    I realize that this may not be an option in all classrooms or schools; however, once the tiles are placed in the ceiling, the result is stunning. I have students that come back from year to year just to make sure that their tile is still on display. Of course you will want the students to sign their work in a location where is can be seen by all (like any good artist).

    Fusing math and art…nothing like it!

    Cheers-

    Stacey

Comments

Share your ideas about this article

Stacey's Most Recent Posts
Blog Post
"Unboxing" Creative Potential: An Activity for Digital Natives

Grab the attention of digital natives by speaking their language. Explore ways to reach these students by creating "unboxing" videos to introduce a topic or check for understanding across all content areas. 

By Stacey Burt
October 18, 2016
Blog Post
The Power of Interest and Independent Study

Scholastic Printables has a great, free Student Interest Survey. It provides insight into my learners, gives me instant conversation starters, and drives my planning. Read on for tips for using student high interest topics to fuel independent study.

By Stacey Burt
October 5, 2016
Blog Post
The Big Send-Off — Lessons Beyond the Classroom
For many of you, what your students do outside of your classroom may also cross your mind. You follow their successes and sometimes their disasters. You celebrate and mourn with them over decisions they make that mold the young people they are becoming. This year, however, I was deeply impacted by what one of my students taught me. Read on to learn about this remarkable girl.
By Stacey Burt
May 18, 2012
Blog Post
State Test Prep, "Pi Games"-Style

Survey any 6th grade class in the nation and I am positive they will all agree that The Hunger Games series is awesome. This title has so affected my students that when the final rounds of classroom test prepping came up, we decided to create an event that would include both 5th and 6th grades in high-interest math review, and voila, the first annual Pi Games were born.
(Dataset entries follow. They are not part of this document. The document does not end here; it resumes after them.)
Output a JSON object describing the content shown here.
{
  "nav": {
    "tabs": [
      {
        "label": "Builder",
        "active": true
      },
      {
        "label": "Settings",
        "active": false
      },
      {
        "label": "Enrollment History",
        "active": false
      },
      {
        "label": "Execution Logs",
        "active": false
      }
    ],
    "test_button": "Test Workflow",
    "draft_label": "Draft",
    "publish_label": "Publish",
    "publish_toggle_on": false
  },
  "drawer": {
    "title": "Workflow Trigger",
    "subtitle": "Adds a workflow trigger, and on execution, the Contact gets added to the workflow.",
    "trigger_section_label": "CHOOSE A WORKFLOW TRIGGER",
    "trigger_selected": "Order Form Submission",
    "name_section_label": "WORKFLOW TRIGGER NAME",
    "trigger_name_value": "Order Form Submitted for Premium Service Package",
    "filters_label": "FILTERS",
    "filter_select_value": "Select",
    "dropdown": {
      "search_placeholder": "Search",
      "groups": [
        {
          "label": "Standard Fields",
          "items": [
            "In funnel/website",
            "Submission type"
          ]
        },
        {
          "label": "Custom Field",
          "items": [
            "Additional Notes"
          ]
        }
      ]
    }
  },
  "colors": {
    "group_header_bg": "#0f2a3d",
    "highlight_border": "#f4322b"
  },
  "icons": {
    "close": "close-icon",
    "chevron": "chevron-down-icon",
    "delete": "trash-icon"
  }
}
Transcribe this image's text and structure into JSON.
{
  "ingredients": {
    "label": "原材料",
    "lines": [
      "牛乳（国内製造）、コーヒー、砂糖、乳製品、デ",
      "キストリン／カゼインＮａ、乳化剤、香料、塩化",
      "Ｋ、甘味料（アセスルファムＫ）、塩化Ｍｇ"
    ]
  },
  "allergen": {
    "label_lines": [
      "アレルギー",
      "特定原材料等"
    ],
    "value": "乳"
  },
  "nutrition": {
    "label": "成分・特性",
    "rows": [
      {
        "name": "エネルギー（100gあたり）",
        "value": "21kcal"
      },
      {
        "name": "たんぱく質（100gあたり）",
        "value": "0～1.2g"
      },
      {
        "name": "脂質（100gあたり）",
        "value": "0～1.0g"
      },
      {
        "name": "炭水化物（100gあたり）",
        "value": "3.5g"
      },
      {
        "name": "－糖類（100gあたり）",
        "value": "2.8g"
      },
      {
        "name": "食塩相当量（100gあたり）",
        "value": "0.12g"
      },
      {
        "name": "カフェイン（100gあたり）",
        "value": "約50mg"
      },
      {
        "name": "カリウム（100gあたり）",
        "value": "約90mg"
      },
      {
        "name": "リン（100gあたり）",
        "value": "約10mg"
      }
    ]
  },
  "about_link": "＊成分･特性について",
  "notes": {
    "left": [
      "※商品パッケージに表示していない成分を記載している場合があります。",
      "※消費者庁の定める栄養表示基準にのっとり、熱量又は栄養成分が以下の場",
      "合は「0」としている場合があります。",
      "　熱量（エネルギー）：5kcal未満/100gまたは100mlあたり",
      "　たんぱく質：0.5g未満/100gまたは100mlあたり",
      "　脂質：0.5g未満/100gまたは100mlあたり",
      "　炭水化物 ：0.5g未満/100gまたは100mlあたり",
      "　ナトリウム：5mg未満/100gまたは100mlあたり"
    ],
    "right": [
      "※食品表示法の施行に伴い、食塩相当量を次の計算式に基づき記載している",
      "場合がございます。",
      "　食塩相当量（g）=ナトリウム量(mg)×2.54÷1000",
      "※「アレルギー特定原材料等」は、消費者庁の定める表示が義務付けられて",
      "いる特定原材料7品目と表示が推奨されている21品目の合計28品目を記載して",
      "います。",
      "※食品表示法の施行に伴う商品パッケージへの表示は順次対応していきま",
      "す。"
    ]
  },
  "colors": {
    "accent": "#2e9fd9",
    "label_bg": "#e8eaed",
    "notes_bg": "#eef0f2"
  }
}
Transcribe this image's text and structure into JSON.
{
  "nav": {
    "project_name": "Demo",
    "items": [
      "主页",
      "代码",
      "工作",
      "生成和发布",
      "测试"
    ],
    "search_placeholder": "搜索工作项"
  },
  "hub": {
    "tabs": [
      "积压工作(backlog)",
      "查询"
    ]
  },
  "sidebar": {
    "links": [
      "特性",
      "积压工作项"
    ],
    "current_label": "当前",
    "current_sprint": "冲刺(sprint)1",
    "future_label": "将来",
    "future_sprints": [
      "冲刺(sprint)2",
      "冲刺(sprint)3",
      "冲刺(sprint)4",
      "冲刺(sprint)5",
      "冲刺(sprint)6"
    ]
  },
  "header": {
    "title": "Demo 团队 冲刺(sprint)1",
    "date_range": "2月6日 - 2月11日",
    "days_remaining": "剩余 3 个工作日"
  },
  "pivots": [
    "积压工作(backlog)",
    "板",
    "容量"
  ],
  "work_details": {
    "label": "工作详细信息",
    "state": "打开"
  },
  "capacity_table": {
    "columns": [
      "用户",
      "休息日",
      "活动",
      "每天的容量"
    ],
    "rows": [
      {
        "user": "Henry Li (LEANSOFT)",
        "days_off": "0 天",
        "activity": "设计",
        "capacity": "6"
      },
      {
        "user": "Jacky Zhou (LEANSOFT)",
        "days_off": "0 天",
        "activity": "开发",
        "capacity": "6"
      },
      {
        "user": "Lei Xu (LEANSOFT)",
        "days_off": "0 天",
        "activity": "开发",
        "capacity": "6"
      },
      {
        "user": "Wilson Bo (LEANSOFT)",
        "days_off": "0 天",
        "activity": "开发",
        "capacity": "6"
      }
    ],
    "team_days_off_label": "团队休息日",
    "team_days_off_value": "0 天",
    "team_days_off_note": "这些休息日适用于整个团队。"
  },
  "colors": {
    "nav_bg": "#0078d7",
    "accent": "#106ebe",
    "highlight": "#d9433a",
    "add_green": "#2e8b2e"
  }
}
By Stacey Burt
May 4, 2012
Blog Post
Discover Socrative — The Free Student Response System
Student response systems have been making a big splash in classrooms around the nation for a while. As you know, they provide teachers instant feedback on learning gains and student retention of material. However, the price can be a bit discouraging. Make way for the app Socrative. It is a FREE application that allows educators to create quizzes for use not only with laptops, but also smart phones and tablets.
By Stacey Burt
April 20, 2012

Susan Cheyney

GRADES: 1-2
About Us